He said that the economic crisis could be better resolved by allowing small businesses and corporations to grow without government intervention, which would create more jobs.
“Americans can and will work our way out of tough times if government will stay out of our lives and businesses,” Tidwell declared.
Tidwell plans to take his campaign to El Paso County, where he’ll speak at the April 15 Tax Day Tea Party on the Pioneer Museum lawn in downtown Colorado Springs. The “zinger” tea rally is one of several hundred protests being organized across the country.
Former presidential candidate Pat Buchanan mass e-mailed a call to cups.
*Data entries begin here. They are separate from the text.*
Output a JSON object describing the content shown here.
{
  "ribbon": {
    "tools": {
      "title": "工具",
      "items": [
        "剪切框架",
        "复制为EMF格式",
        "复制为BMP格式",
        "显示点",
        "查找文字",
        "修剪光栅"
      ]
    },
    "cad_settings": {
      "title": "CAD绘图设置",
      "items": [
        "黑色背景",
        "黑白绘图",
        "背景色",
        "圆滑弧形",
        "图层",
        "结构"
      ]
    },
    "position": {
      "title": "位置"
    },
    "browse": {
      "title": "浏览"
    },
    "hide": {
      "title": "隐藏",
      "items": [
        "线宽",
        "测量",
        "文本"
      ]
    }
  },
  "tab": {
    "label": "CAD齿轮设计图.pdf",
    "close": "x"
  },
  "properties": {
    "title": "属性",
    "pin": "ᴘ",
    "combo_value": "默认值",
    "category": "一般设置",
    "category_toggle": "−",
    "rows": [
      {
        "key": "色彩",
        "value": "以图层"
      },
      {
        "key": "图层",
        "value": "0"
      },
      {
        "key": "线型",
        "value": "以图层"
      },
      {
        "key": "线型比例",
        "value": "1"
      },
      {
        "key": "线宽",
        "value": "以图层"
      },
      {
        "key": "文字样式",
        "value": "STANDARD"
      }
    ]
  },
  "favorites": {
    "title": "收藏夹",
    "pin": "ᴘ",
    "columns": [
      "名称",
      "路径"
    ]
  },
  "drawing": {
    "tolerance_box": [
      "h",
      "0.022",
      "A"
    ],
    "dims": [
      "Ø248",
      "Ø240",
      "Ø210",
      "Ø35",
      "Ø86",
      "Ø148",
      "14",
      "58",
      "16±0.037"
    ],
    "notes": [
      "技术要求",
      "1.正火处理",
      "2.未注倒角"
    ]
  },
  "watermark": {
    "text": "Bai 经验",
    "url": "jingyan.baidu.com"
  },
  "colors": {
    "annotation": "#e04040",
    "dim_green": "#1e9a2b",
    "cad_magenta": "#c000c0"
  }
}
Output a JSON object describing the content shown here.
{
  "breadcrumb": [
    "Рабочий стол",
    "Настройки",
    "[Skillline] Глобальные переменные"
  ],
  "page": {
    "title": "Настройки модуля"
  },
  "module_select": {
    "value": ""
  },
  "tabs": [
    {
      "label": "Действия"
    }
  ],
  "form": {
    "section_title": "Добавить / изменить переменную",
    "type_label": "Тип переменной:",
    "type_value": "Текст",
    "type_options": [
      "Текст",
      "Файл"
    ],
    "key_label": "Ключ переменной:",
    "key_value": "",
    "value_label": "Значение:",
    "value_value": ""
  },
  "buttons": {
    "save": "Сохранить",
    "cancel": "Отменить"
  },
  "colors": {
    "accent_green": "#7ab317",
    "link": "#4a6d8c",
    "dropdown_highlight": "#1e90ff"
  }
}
“Some Tea Party participants call themselves ‘God-fearing patriots,’ and it’s a good description for the movement that is gaining strength,” wrote Buchanan.
“In outrage against the billions of our dollars being used to pay for the irresponsible behavior of others — and the trillions more in the Obama budget that will be used to expand government even further into our lives — the Reagan coalition of the faithful and the fiscally conservative is reassembling,” Buchanan wrote in his summary of the conservative uprising.
Tidwell has converted at least one fan — blogger “Mr. Burton,” a Republican from El Paso County, who told of his support for Tidwell and urged fellow conservatives to sit up and take note.
Another conservative blogger, “American Son,” e-mailed Buchanan and begged him to come save the day from Tidwell.
“Pat, this guy, Cleve Tidwell, is making it known that the political types that call themselves conservatives, are looking at us as stupid people to be used,” wrote “American Son” to Buchanan. “His press guy sent an e-mail with the following buzz-garbage to convince us he is our man.”
The “offending” language included such phrases as “positive vision for the future,” “higher productivity” and “every citizen or legal national in America should be treated with equality.”
“American Son” complained that politicians with their “…smiling, make-nice, reach-across-the-aisle, milquetoast attitudes, are either continuing to sell America down the river or are absolutely clueless.”
“Agghh!!! What we have now are clowns to the left of us and jokers to the right. But, what we need is Pat,” he exclaimed.
In light of these fighting words, it will be interesting to see if El Paso County warriors give peace and Tidwell — a chance.